Exercise brief: Search term "highlight": please copy every line of the records below that contains it.
Data for analysis: Begin
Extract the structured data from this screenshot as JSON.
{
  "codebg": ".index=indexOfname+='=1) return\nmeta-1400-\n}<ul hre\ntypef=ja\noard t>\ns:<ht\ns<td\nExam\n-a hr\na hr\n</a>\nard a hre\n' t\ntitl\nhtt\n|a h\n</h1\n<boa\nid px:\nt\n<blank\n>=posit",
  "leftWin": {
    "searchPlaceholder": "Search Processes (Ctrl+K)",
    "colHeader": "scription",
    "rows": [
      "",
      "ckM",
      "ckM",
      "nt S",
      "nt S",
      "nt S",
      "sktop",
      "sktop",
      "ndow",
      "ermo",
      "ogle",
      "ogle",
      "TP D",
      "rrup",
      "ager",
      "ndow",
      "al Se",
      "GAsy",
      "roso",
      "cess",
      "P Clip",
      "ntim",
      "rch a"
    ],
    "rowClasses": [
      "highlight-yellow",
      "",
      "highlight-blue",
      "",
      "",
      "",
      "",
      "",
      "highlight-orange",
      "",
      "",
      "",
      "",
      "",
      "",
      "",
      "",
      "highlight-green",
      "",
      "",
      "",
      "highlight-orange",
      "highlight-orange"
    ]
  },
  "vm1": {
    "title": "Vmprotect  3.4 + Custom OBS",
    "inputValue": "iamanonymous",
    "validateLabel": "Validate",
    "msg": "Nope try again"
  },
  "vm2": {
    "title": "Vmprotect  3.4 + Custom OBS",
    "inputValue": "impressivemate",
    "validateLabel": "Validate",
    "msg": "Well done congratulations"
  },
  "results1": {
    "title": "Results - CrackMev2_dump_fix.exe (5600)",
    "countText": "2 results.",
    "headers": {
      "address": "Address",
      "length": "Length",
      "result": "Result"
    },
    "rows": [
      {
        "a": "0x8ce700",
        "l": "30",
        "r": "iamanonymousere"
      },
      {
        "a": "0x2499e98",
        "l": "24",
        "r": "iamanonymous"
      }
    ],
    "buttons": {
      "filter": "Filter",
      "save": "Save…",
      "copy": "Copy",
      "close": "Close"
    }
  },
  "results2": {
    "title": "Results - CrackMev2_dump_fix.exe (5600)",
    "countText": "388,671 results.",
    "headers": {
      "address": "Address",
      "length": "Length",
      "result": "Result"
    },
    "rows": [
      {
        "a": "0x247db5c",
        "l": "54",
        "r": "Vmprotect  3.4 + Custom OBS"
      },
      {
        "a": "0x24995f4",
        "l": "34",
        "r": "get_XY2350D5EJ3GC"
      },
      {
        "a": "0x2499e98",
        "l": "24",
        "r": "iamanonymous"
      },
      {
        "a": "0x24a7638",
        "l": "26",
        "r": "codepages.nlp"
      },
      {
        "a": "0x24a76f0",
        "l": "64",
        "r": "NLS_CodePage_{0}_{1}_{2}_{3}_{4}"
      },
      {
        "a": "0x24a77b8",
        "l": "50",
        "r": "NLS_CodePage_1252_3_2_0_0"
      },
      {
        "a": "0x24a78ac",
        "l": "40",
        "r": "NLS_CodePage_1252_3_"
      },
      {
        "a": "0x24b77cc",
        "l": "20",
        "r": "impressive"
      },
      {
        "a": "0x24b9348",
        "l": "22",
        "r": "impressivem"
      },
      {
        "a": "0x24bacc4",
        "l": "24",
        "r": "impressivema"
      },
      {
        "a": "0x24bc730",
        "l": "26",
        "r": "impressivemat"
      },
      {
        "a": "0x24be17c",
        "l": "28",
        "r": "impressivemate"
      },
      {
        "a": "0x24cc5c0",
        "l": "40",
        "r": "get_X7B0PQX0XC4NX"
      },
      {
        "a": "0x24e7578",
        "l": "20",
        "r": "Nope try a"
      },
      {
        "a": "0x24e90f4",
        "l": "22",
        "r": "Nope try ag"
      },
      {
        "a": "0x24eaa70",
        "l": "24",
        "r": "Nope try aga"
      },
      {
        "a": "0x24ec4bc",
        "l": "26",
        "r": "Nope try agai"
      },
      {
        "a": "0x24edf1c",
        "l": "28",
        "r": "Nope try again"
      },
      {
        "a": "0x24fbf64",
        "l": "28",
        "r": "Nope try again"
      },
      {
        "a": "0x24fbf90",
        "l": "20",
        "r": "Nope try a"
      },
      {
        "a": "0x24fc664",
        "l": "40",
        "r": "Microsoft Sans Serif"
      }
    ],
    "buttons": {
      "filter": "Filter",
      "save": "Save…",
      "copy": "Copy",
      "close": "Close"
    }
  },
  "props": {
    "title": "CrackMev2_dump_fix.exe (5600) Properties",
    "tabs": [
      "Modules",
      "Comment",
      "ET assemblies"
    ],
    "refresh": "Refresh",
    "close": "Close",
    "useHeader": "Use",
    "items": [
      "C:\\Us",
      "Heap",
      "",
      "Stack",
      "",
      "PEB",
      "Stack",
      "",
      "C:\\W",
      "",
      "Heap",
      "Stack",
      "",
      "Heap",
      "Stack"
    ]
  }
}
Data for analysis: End
Expected output:
      "highlight-yellow",
      "highlight-blue",
      "highlight-orange",
      "highlight-green",
      "highlight-orange",
      "highlight-orange"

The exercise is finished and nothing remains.